There’s been a lot of controversy about sex education in the past decade or so. I remember it firsthand: when I was in elementary school and high school, my mom was helping to bring in groups like Chastity Challenge to talk to teens about saving sex for marriage. We billeted them at our house a few years in a row; nice kids. She did this because at the time the sex ed course had a small, offhand mention of sexual abstinence as the only 100% successful method of birth control and safety from STIs (STDs back then). I remember being in high school sex ed, and I think I heard that mentioned twice, maybe three times, in a semester. The rest of sex ed was instructions on how to use condoms, vague talk about discovering your sexual identity, brief talk about anatomy, lots of talk about childbirth options (like abortion, and an off-hand mention of adoption), and most of the time spent on looking at pictures of disease-riddled sexual organs. Sex-ed assumed that everyone was having tons of sex, and found it better to scare us with the realities of disease and pregnancy while still providing us the means of having sex, albeit in a more safe manner.
That’s a stark contrast to the abstinence-only sex education that has caused so many waves since the Bush administration brought it into being in the US curriculum – and, more controversially, in African AIDS prevention programs. The typical argument of those against this is “people are having sex anyways – fear can’t match hormones – so we should give them the means to do so safely.” The mainly Christian argument for abstinence only curriculum is that abstinence is by far the most effective control on disease and unwanted pregnancy, and is also morally superior – that is, if you give your kids condoms it seems like you’re encouraging them to have premarital sex, which is morally reprehensible to Christians (see previous post regarding premarital sex).
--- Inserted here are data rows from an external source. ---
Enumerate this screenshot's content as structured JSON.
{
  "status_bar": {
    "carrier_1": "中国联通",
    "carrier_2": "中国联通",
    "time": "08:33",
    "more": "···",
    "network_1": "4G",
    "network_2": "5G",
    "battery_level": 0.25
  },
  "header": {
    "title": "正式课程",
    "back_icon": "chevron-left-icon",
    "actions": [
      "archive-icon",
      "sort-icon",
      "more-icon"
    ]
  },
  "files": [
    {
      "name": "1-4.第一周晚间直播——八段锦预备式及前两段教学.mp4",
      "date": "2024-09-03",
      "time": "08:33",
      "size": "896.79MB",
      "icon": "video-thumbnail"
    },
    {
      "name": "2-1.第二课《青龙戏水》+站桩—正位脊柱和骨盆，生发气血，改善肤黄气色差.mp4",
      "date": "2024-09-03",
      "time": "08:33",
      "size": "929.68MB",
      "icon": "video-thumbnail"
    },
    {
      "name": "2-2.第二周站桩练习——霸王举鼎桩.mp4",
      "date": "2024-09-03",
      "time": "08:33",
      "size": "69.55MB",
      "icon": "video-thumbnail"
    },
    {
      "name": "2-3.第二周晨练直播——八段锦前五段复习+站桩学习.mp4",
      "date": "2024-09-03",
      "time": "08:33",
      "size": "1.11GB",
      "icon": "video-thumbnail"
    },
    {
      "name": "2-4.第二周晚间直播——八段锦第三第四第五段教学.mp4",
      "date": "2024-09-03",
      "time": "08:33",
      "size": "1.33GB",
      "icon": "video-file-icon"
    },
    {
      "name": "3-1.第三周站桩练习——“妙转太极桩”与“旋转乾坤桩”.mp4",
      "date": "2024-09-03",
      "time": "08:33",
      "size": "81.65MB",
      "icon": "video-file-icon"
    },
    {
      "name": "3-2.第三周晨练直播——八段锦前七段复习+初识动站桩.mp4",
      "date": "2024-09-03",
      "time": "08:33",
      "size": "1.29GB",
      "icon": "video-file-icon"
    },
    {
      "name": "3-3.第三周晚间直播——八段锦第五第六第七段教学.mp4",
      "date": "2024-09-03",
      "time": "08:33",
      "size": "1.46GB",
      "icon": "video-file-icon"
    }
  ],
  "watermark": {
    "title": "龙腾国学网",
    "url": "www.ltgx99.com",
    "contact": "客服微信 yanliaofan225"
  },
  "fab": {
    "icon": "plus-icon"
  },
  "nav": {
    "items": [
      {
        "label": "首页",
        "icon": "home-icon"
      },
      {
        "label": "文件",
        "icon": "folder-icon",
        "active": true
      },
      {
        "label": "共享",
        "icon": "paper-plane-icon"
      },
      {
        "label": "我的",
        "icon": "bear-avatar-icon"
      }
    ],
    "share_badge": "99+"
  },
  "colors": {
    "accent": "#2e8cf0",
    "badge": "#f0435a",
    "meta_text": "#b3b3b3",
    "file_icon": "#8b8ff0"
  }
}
The core of this issue is practically the same issue as safe-injection sites, which have been proven to save lives by giving junkies clean needles but leave us with the notion that we’ve somehow encouraged junkies to keep using drugs. How do we save someone from their vices without driving them away? Obviously we can’t just tell people not to have sex at all, because people tend to have sex anyways; I was an idiot teenager once too, and in spite of my mom’s involvement with Chastity Challenge…well, the message just didn’t penetrate (no pun intended). Come down hard on people on the issue of sex, and they simply ignore or evade you; but can we really give them the means to perpetuate an unfortunate situation?
An interesting point about this argument is that it isn’t inherently a religious issue: abstinence really is the best way to not get pregnant! It becomes a religious issue because people on both sides love to make it one: Christians are against premarital and extramarital sex, while secular people have a wide variety of sexual ethics, many of which encourage it at best and at worst become utter hedonism. Both sides love to bring the debate about sexual ethics up, and the topic of sex ed is a great excuse.
I’m sorry if you had a sex ed class that told you that sex is evil, and didn’t prepare you to actually have safe sex, leaving you to pick up the pieces. I’m also sorry if you had a sex ed class that completely endorsed you having premarital sex, and leaving you to pick up the pieces. And I’m especially sorry if you live in Africa and have some American white guys forcing a Western sexual ethic on you under the guise of foreign aid! What I’d really like to see in sex ed curriculum is a balanced approach. Most programs that I’ve seen or heard of are either all one way or all the other, with the worldview of the program and/or the instructor showing up more than any actual teaching. I’d like to see a sex ed program that covers both sides of the argument accurately. Because ultimately, people are held responsible for their own actions, even if they do not have the information to act responsibly; so let’s give them all the information we can.